■ **Exercise objective**: What you produce should match the records exactly, line for line.

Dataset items
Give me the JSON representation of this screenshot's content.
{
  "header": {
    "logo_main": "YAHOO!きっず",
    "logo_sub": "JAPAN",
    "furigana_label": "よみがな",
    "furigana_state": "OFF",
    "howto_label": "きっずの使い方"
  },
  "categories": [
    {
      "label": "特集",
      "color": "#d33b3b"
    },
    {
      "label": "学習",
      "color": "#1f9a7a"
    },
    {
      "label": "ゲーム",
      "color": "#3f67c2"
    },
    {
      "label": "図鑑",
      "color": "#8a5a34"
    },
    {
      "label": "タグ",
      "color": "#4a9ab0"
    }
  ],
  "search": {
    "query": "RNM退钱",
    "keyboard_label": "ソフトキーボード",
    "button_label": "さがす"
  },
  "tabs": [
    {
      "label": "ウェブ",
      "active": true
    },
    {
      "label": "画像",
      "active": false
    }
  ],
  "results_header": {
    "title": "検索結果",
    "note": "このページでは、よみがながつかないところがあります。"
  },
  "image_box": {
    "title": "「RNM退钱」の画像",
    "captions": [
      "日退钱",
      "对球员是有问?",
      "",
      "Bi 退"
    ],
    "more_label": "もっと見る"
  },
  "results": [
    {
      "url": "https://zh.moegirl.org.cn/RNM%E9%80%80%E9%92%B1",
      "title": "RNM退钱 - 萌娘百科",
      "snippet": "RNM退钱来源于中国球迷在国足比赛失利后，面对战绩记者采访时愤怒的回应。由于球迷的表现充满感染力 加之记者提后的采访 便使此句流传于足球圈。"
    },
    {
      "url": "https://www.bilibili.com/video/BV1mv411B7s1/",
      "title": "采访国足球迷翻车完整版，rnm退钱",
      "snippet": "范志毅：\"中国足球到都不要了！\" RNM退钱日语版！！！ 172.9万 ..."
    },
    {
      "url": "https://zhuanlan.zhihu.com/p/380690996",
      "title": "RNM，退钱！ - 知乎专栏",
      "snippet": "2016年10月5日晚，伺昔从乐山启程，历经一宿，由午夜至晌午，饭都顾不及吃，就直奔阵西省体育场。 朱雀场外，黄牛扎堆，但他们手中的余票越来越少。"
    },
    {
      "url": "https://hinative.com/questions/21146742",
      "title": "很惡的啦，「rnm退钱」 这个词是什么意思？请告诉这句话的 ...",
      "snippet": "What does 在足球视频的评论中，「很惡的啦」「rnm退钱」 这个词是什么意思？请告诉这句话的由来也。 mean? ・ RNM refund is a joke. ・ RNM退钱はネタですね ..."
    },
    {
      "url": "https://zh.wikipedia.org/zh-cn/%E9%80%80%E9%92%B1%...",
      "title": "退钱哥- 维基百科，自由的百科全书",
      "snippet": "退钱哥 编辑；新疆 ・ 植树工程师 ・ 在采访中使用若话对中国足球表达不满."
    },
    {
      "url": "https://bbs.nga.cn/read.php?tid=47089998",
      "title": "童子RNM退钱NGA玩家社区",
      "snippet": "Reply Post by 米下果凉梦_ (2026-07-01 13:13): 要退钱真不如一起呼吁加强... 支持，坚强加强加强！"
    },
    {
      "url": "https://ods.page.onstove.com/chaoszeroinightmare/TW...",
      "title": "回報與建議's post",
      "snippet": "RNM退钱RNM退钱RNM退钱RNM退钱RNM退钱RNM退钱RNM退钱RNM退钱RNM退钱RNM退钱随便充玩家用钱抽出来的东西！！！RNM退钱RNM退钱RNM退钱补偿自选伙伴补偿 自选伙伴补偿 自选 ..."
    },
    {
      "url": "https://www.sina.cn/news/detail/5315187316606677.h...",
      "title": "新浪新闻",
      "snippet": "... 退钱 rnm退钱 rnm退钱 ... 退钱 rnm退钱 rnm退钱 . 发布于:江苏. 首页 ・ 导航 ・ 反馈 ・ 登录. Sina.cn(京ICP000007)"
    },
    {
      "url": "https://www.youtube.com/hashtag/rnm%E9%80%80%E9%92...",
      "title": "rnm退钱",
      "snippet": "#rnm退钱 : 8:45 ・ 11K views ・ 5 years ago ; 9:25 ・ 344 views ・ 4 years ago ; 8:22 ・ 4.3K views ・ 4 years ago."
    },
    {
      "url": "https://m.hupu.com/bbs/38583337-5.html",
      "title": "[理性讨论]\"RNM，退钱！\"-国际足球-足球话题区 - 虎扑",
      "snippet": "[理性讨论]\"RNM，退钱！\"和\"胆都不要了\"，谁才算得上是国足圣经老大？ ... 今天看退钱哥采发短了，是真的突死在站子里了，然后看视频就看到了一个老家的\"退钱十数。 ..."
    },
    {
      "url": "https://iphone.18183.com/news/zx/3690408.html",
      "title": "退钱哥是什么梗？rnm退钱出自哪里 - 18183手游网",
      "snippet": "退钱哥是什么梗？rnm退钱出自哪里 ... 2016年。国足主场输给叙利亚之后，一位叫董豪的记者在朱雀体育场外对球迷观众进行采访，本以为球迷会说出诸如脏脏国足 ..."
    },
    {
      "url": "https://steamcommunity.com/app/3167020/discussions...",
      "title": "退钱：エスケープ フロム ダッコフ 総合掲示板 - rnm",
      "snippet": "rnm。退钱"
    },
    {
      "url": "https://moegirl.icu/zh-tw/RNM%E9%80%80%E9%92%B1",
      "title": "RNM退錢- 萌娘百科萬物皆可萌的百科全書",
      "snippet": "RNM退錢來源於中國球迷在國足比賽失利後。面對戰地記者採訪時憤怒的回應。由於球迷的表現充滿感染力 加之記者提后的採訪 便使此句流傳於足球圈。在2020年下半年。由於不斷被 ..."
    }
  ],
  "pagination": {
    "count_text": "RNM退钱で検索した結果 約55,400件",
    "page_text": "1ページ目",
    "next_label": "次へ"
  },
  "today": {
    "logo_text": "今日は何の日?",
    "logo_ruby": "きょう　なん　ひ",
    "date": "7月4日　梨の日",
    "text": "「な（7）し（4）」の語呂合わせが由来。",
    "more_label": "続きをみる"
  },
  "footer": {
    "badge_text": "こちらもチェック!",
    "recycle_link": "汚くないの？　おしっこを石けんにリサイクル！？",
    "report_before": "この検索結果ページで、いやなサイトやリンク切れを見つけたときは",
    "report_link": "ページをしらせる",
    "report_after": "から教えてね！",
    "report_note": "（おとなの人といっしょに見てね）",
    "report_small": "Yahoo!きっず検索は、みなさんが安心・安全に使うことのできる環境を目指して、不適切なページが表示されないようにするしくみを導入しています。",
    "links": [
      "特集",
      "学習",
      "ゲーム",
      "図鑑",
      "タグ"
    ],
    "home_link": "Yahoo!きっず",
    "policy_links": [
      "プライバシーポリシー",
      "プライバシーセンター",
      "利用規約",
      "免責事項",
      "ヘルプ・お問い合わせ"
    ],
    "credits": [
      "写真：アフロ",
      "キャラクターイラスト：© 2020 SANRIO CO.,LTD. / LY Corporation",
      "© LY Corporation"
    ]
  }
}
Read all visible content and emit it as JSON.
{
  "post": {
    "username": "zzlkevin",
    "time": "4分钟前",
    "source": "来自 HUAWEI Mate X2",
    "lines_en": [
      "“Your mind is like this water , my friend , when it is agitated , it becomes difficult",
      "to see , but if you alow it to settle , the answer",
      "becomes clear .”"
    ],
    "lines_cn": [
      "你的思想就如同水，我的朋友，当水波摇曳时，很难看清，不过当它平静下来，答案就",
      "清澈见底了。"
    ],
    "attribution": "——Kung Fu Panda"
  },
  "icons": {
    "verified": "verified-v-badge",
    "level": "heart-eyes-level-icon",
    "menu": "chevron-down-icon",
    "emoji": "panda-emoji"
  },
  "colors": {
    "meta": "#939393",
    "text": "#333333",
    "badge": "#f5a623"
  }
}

■ **Answer to this task**:
Give me the JSON representation of this screenshot's content.
{
  "header": {
    "logo_main": "YAHOO!きっず",
    "logo_sub": "JAPAN",
    "furigana_label": "よみがな",
    "furigana_state": "OFF",
    "howto_label": "きっずの使い方"
  },
  "categories": [
    {
      "label": "特集",
      "color": "#d33b3b"
    },
    {
      "label": "学習",
      "color": "#1f9a7a"
    },
    {
      "label": "ゲーム",
      "color": "#3f67c2"
    },
    {
      "label": "図鑑",
      "color": "#8a5a34"
    },
    {
      "label": "タグ",
      "color": "#4a9ab0"
    }
  ],
  "search": {
    "query": "RNM退钱",
    "keyboard_label": "ソフトキーボード",
    "button_label": "さがす"
  },
  "tabs": [
    {
      "label": "ウェブ",
      "active": true
    },
    {
      "label": "画像",
      "active": false
    }
  ],
  "results_header": {
    "title": "検索結果",
    "note": "このページでは、よみがながつかないところがあります。"
  },
  "image_box": {
    "title": "「RNM退钱」の画像",
    "captions": [
      "日退钱",
      "对球员是有问?",
      "",
      "Bi 退"
    ],
    "more_label": "もっと見る"
  },
  "results": [
    {
      "url": "https://zh.moegirl.org.cn/RNM%E9%80%80%E9%92%B1",
      "title": "RNM退钱 - 萌娘百科",
      "snippet": "RNM退钱来源于中国球迷在国足比赛失利后，面对战绩记者采访时愤怒的回应。由于球迷的表现充满感染力 加之记者提后的采访 便使此句流传于足球圈。"
    },
    {
      "url": "https://www.bilibili.com/video/BV1mv411B7s1/",
      "title": "采访国足球迷翻车完整版，rnm退钱",
      "snippet": "范志毅：\"中国足球到都不要了！\" RNM退钱日语版！！！ 172.9万 ..."
    },
    {
      "url": "https://zhuanlan.zhihu.com/p/380690996",
      "title": "RNM，退钱！ - 知乎专栏",
      "snippet": "2016年10月5日晚，伺昔从乐山启程，历经一宿，由午夜至晌午，饭都顾不及吃，就直奔阵西省体育场。 朱雀场外，黄牛扎堆，但他们手中的余票越来越少。"
    },
    {
      "url": "https://hinative.com/questions/21146742",
      "title": "很惡的啦，「rnm退钱」 这个词是什么意思？请告诉这句话的 ...",
      "snippet": "What does 在足球视频的评论中，「很惡的啦」「rnm退钱」 这个词是什么意思？请告诉这句话的由来也。 mean? ・ RNM refund is a joke. ・ RNM退钱はネタですね ..."
    },
    {
      "url": "https://zh.wikipedia.org/zh-cn/%E9%80%80%E9%92%B1%...",
      "title": "退钱哥- 维基百科，自由的百科全书",
      "snippet": "退钱哥 编辑；新疆 ・ 植树工程师 ・ 在采访中使用若话对中国足球表达不满."
    },
    {
      "url": "https://bbs.nga.cn/read.php?tid=47089998",
      "title": "童子RNM退钱NGA玩家社区",
      "snippet": "Reply Post by 米下果凉梦_ (2026-07-01 13:13): 要退钱真不如一起呼吁加强... 支持，坚强加强加强！"
    },
    {
      "url": "https://ods.page.onstove.com/chaoszeroinightmare/TW...",
      "title": "回報與建議's post",
      "snippet": "RNM退钱RNM退钱RNM退钱RNM退钱RNM退钱RNM退钱RNM退钱RNM退钱RNM退钱RNM退钱随便充玩家用钱抽出来的东西！！！RNM退钱RNM退钱RNM退钱补偿自选伙伴补偿 自选伙伴补偿 自选 ..."
    },
    {
      "url": "https://www.sina.cn/news/detail/5315187316606677.h...",
      "title": "新浪新闻",
      "snippet": "... 退钱 rnm退钱 rnm退钱 ... 退钱 rnm退钱 rnm退钱 . 发布于:江苏. 首页 ・ 导航 ・ 反馈 ・ 登录. Sina.cn(京ICP000007)"
    },
    {
      "url": "https://www.youtube.com/hashtag/rnm%E9%80%80%E9%92...",
      "title": "rnm退钱",
      "snippet": "#rnm退钱 : 8:45 ・ 11K views ・ 5 years ago ; 9:25 ・ 344 views ・ 4 years ago ; 8:22 ・ 4.3K views ・ 4 years ago."
    },
    {
      "url": "https://m.hupu.com/bbs/38583337-5.html",
      "title": "[理性讨论]\"RNM，退钱！\"-国际足球-足球话题区 - 虎扑",
      "snippet": "[理性讨论]\"RNM，退钱！\"和\"胆都不要了\"，谁才算得上是国足圣经老大？ ... 今天看退钱哥采发短了，是真的突死在站子里了，然后看视频就看到了一个老家的\"退钱十数。 ..."
    },
    {
      "url": "https://iphone.18183.com/news/zx/3690408.html",
      "title": "退钱哥是什么梗？rnm退钱出自哪里 - 18183手游网",
      "snippet": "退钱哥是什么梗？rnm退钱出自哪里 ... 2016年。国足主场输给叙利亚之后，一位叫董豪的记者在朱雀体育场外对球迷观众进行采访，本以为球迷会说出诸如脏脏国足 ..."
    },
    {
      "url": "https://steamcommunity.com/app/3167020/discussions...",
      "title": "退钱：エスケープ フロム ダッコフ 総合掲示板 - rnm",
      "snippet": "rnm。退钱"
    },
    {
      "url": "https://moegirl.icu/zh-tw/RNM%E9%80%80%E9%92%B1",
      "title": "RNM退錢- 萌娘百科萬物皆可萌的百科全書",
      "snippet": "RNM退錢來源於中國球迷在國足比賽失利後。面對戰地記者採訪時憤怒的回應。由於球迷的表現充滿感染力 加之記者提后的採訪 便使此句流傳於足球圈。在2020年下半年。由於不斷被 ..."
    }
  ],
  "pagination": {
    "count_text": "RNM退钱で検索した結果 約55,400件",
    "page_text": "1ページ目",
    "next_label": "次へ"
  },
  "today": {
    "logo_text": "今日は何の日?",
    "logo_ruby": "きょう　なん　ひ",
    "date": "7月4日　梨の日",
    "text": "「な（7）し（4）」の語呂合わせが由来。",
    "more_label": "続きをみる"
  },
  "footer": {
    "badge_text": "こちらもチェック!",
    "recycle_link": "汚くないの？　おしっこを石けんにリサイクル！？",
    "report_before": "この検索結果ページで、いやなサイトやリンク切れを見つけたときは",
    "report_link": "ページをしらせる",
    "report_after": "から教えてね！",
    "report_note": "（おとなの人といっしょに見てね）",
    "report_small": "Yahoo!きっず検索は、みなさんが安心・安全に使うことのできる環境を目指して、不適切なページが表示されないようにするしくみを導入しています。",
    "links": [
      "特集",
      "学習",
      "ゲーム",
      "図鑑",
      "タグ"
    ],
    "home_link": "Yahoo!きっず",
    "policy_links": [
      "プライバシーポリシー",
      "プライバシーセンター",
      "利用規約",
      "免責事項",
      "ヘルプ・お問い合わせ"
    ],
    "credits": [
      "写真：アフロ",
      "キャラクターイラスト：© 2020 SANRIO CO.,LTD. / LY Corporation",
      "© LY Corporation"
    ]
  }
}
Read all visible content and emit it as JSON.
{
  "post": {
    "username": "zzlkevin",
    "time": "4分钟前",
    "source": "来自 HUAWEI Mate X2",
    "lines_en": [
      "“Your mind is like this water , my friend , when it is agitated , it becomes difficult",
      "to see , but if you alow it to settle , the answer",
      "becomes clear .”"
    ],
    "lines_cn": [
      "你的思想就如同水，我的朋友，当水波摇曳时，很难看清，不过当它平静下来，答案就",
      "清澈见底了。"
    ],
    "attribution": "——Kung Fu Panda"
  },
  "icons": {
    "verified": "verified-v-badge",
    "level": "heart-eyes-level-icon",
    "menu": "chevron-down-icon",
    "emoji": "panda-emoji"
  },
  "colors": {
    "meta": "#939393",
    "text": "#333333",
    "badge": "#f5a623"
  }
}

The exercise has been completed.